The coal ministry on Thursday published draft rules for the e-auction of cancelled coal blocks, inviting stakeholders' comments on, among others, the suggested floor price and its ceiling for power sector bidders.
The draft rules propose tariff based reverse bidding where the end-use is power generation, and forward bidding for production of steel, cement and generation of power for captive use.
While the criteria for calculating the floor price for bidding would be based on state miner Coal India's (CIL) price of coal of the same grade, the auction would also have a ceiling price for power sector bidders to keep the lid on power tariffs.
The floor price would be not less than Rs 150 per tonne, while potential bidders would have to pay upfront as floor price 10 percent of the intrinsic value of the mine. The bidder with the highest floor price would be the preferred bidder.
The ministry plans a two-stage bidding, where after qualifying in the technical stage, the top 50 per cent of the pre-qualified bidders would participate in the e-auction and submit price offers.
The technical eligibility criteria hinges on the end-usage of coal, amount of the fuel required, distance of end-use plant to the mine and its completion status of the same.

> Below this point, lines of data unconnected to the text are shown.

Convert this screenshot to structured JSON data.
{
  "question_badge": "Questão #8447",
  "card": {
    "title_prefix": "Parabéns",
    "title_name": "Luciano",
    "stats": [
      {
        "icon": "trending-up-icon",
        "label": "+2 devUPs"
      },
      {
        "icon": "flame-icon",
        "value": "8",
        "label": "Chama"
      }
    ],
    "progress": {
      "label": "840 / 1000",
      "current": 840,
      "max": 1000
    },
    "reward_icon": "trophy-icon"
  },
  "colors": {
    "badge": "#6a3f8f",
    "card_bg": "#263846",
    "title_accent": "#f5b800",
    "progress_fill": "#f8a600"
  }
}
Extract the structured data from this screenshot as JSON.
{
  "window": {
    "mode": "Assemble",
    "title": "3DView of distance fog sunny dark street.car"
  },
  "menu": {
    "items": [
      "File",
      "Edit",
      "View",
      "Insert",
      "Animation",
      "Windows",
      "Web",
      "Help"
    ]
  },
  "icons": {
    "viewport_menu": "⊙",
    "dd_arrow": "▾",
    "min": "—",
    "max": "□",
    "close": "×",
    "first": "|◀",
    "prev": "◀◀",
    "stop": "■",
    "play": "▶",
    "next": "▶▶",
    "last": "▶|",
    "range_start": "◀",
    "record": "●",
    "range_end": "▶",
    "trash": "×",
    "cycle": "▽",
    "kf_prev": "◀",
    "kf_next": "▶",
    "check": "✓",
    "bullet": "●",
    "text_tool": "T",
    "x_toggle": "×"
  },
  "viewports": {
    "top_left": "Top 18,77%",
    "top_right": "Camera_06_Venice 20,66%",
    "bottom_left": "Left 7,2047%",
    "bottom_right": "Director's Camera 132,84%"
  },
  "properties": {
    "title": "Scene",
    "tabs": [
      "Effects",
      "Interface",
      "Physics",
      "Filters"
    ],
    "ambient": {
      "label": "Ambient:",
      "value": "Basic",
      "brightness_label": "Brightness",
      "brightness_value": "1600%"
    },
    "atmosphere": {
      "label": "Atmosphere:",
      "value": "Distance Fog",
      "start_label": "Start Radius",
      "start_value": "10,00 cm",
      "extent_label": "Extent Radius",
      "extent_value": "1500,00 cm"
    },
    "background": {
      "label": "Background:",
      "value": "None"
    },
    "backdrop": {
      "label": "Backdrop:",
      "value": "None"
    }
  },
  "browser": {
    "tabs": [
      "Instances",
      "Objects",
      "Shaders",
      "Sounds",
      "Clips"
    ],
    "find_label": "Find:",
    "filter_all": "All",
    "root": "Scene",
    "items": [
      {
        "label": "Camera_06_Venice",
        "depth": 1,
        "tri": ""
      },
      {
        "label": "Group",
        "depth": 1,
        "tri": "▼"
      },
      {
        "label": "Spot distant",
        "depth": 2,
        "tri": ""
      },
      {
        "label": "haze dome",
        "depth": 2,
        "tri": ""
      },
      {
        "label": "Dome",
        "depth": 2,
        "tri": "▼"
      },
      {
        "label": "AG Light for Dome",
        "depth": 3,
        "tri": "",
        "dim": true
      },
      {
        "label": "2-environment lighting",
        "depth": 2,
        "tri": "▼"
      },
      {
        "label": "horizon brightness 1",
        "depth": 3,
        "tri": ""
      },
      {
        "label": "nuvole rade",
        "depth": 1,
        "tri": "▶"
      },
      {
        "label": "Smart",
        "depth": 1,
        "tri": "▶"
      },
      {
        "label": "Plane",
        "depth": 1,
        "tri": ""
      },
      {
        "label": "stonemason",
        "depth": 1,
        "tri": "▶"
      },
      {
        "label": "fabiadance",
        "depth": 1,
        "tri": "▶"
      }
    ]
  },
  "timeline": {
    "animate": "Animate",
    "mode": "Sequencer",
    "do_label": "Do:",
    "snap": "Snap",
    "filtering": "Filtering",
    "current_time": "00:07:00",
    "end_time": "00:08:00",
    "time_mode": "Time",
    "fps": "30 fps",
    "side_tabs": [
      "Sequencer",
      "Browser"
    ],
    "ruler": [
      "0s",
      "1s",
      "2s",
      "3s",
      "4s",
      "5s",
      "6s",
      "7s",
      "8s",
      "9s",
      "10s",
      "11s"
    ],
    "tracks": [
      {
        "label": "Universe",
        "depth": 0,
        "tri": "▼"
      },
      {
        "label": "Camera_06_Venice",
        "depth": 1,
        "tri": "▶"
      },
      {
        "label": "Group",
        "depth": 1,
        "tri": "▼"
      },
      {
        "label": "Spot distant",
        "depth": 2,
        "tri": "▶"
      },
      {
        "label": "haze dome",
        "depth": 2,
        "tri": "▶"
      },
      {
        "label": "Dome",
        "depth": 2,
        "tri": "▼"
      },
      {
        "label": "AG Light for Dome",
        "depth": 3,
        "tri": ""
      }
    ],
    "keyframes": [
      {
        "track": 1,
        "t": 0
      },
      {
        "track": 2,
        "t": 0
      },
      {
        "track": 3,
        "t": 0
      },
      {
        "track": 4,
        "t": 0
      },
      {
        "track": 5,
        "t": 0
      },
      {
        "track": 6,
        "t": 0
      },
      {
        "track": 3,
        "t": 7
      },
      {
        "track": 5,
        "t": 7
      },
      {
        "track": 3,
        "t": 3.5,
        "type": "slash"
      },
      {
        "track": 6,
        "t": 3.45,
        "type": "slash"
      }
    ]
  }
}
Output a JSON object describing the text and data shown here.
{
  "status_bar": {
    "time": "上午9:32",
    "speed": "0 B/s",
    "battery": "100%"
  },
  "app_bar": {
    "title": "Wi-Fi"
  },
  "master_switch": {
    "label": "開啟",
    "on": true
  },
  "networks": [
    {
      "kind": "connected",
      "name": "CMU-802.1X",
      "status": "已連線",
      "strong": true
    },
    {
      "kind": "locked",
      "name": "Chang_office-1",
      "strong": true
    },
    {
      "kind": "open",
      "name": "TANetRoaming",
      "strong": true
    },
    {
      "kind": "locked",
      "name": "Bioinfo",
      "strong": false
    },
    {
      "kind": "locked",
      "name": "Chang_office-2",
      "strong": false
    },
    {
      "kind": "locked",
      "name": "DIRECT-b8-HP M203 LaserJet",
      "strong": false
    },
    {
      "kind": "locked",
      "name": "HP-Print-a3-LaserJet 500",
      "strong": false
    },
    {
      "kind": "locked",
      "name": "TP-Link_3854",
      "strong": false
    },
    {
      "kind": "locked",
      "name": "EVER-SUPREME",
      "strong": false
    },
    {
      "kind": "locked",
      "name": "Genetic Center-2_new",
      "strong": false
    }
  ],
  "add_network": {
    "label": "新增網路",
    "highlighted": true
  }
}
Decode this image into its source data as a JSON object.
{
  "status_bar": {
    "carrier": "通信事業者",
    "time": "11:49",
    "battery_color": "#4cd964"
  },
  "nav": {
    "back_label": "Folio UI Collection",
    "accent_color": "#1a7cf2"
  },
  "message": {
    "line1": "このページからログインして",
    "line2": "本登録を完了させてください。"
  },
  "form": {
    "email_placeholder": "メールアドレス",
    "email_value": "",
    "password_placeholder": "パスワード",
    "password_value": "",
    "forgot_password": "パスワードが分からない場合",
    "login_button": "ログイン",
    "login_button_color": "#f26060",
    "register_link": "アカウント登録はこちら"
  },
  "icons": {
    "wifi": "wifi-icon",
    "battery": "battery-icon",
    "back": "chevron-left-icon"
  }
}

The satisfying of this could result in power, steel and cement projects getting back captive mines alloted earlier after payment of penalty.
Successful bidders would have to sell any surplus coal produced from their captive mines to Coal India at the notified price.
The bidders would also pay the cost of land, mine infrastructure, leases and clearances paid by the previous owner.
The e-auction will take place in 69 days of issue of public notice regarding the same.
Earlier this month, Coal Secretary Anil Swarup told reporters in the national capital that the mines' auction would be unique because the way "we are working on it, tariffs will actually come down".
He said the ministry will auction or allot 18 more coal blocks with a combined capacity of about 120 million tonnes, in addition to the 74 already in the first lot, to meet the needs of the power sector.
Of the 92 mines to be allotted and auctioned in the first lot, 57 would be given to the power sector, and the remaining would be for industries like steel and cement.
According to him, of the 57 blocks to be allotted and auctioned for the power sector, 23 will be considered for allotment to states and the rest will be put for auction.
The Supreme Court in September cancelled the allocation of 204 mines allotted between 1993 and 2010, describing their allotments as arbitrary and illegal.